◆ Work task
Figure out how many lines of the material below contain the word "AzureAd". Answer with the number only.
--- START ---
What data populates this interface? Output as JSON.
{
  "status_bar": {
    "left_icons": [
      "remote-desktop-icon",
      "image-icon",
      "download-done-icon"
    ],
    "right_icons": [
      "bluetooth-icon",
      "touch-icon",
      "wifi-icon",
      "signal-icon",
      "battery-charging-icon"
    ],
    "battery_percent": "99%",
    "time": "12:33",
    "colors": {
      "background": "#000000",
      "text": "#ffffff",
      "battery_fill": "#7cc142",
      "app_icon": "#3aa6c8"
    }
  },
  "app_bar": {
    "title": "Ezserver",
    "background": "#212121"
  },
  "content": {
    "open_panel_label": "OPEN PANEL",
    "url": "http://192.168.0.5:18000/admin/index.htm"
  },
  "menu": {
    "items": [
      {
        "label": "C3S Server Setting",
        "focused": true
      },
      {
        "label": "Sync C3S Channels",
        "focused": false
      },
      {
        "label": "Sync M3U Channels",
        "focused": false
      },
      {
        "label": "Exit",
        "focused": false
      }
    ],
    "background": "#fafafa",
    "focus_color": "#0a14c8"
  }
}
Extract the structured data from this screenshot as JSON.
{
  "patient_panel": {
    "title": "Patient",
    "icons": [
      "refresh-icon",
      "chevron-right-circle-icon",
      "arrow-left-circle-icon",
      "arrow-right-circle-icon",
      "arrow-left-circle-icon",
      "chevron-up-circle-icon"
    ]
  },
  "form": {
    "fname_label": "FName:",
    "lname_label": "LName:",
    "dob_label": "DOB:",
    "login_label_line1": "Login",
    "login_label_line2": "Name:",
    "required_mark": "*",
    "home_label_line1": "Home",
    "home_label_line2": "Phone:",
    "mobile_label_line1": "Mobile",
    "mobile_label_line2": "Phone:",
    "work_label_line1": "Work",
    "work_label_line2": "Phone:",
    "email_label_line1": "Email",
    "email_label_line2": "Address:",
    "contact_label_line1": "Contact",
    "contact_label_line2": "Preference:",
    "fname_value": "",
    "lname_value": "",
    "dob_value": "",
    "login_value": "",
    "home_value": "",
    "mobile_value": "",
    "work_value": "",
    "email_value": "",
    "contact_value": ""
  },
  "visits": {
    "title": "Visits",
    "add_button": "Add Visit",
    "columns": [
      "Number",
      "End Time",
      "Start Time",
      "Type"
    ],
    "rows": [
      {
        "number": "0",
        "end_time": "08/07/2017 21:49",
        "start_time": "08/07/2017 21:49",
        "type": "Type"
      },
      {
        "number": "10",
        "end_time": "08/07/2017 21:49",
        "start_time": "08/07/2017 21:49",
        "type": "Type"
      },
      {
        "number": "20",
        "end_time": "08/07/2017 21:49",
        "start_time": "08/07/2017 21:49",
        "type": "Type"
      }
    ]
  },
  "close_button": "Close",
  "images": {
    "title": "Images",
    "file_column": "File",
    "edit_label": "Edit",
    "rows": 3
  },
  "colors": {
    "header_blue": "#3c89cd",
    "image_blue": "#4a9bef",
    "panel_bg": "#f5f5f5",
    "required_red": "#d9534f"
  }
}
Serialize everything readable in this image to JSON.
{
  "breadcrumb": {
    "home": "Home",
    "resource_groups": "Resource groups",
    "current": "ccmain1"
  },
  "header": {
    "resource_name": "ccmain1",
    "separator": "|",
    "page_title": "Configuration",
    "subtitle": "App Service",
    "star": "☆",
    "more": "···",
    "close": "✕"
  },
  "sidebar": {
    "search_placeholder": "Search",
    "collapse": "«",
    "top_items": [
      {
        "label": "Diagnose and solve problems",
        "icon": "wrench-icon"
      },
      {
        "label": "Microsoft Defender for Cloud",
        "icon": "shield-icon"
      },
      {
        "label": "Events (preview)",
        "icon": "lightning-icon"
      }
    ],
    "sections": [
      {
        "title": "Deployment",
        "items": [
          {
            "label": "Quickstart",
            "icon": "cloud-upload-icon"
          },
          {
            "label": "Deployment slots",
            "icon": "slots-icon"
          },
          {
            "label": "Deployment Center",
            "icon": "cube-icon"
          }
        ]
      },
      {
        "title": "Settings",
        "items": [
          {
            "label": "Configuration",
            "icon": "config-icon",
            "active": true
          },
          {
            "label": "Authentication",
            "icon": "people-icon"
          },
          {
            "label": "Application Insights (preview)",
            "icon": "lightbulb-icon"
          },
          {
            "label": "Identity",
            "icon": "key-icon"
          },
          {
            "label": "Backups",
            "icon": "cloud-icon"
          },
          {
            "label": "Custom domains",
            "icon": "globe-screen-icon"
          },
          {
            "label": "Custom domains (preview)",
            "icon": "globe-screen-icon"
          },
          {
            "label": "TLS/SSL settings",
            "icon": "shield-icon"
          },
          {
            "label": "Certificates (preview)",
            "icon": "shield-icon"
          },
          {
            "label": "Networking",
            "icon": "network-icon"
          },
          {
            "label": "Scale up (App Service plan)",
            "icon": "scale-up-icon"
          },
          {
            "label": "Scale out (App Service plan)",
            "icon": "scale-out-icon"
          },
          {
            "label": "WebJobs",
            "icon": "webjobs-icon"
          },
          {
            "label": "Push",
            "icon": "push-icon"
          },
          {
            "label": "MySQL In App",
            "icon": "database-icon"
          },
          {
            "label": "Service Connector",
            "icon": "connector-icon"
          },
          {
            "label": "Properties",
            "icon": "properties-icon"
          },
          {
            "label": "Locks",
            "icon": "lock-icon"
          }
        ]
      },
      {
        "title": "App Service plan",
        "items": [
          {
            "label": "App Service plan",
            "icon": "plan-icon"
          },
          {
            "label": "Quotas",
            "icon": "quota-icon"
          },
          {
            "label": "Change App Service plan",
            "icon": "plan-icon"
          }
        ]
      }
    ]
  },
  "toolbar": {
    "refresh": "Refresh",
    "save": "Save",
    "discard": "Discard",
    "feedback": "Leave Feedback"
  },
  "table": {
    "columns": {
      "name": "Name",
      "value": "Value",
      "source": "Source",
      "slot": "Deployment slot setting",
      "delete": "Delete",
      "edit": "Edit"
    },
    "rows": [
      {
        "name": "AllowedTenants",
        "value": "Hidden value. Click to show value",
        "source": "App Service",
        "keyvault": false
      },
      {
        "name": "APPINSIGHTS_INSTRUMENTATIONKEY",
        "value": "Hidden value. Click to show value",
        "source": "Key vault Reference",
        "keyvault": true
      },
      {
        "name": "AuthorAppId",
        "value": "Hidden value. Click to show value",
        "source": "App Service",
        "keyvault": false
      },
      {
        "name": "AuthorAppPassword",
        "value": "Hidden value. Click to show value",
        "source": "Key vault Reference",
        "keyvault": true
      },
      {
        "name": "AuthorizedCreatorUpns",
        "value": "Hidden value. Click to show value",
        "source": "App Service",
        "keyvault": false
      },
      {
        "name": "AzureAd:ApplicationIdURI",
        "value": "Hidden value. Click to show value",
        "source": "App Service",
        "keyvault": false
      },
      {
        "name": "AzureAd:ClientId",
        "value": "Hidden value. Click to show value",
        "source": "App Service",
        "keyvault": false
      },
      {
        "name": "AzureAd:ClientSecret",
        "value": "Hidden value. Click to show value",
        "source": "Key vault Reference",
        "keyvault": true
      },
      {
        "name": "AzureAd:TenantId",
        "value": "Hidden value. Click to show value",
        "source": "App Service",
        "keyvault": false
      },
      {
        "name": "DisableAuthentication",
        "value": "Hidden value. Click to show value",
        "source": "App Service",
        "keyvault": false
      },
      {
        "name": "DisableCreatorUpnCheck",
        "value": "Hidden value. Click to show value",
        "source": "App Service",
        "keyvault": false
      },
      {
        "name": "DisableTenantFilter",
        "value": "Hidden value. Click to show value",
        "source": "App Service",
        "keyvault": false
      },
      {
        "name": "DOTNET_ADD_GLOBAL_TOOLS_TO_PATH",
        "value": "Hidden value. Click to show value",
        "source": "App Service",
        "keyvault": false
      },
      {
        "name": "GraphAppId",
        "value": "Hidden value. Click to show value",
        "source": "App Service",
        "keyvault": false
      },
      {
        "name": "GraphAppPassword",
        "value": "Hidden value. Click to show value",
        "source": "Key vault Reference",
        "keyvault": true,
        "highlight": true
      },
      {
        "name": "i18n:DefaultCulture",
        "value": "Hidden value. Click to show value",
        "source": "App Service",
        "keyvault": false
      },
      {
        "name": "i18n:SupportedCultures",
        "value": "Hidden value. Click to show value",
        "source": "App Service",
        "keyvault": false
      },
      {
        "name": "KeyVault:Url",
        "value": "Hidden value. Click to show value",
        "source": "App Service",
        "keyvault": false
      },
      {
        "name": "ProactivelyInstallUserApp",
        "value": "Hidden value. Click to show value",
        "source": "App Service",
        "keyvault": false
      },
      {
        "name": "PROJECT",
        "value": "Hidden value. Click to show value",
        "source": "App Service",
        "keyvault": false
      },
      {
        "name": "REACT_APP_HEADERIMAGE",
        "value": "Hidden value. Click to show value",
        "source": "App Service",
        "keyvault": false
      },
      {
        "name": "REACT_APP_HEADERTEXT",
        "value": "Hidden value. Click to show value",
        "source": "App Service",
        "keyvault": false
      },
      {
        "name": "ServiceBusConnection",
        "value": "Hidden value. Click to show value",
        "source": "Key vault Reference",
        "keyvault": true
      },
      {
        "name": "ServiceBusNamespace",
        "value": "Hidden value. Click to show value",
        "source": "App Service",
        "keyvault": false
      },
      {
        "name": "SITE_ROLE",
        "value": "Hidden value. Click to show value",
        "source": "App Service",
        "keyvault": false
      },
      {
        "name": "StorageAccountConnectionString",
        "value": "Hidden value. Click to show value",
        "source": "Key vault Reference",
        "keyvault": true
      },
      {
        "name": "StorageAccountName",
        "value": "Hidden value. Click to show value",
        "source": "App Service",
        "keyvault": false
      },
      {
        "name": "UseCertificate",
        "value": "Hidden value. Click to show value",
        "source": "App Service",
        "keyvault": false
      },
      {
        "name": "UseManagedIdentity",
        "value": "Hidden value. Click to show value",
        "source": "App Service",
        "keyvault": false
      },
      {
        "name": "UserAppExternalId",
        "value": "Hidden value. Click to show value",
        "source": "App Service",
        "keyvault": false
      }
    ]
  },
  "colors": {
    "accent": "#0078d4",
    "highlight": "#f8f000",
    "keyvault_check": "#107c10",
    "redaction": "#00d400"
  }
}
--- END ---
◆ Problem solution
4